> _To do_:
Scan the data beneath this task and copy each line that includes "classes".

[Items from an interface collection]
▬▬▬▬▬▬▬▬▬▬
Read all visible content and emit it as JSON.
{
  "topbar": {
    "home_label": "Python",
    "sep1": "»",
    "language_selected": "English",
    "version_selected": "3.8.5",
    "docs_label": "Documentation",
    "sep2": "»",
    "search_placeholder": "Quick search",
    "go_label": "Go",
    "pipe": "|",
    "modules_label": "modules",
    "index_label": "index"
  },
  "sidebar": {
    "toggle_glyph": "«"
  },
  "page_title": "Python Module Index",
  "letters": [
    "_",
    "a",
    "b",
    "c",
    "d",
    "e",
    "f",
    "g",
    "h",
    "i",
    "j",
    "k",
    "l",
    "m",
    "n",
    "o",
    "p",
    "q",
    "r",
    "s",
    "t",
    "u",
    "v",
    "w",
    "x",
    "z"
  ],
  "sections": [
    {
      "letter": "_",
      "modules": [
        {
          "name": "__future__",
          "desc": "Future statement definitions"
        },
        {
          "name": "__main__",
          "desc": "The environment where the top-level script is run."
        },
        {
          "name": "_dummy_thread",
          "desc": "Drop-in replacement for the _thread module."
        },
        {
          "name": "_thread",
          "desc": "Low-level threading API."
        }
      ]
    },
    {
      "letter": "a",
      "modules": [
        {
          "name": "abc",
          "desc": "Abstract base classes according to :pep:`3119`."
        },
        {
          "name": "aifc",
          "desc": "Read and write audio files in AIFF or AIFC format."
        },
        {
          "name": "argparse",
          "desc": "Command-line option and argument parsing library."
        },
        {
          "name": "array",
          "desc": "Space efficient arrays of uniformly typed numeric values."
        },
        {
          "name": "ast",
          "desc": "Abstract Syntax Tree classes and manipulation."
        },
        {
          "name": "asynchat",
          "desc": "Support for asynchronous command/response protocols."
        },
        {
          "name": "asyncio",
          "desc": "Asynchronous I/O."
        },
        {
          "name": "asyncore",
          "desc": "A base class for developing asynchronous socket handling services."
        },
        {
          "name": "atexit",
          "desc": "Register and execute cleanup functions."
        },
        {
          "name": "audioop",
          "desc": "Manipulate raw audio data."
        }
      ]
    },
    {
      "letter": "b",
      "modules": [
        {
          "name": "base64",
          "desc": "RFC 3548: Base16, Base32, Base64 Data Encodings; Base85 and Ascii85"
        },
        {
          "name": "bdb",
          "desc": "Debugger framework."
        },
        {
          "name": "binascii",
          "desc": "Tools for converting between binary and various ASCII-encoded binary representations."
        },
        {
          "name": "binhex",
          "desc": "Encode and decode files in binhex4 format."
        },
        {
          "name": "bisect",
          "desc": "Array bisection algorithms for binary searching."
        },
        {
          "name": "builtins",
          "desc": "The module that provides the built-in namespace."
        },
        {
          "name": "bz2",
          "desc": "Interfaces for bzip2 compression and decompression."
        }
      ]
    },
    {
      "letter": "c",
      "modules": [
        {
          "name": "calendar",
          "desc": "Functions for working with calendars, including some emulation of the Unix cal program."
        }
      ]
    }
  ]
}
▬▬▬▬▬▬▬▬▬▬
> _Task response_:
          "desc": "Abstract base classes according to :pep:`3119`."
          "desc": "Abstract Syntax Tree classes and manipulation."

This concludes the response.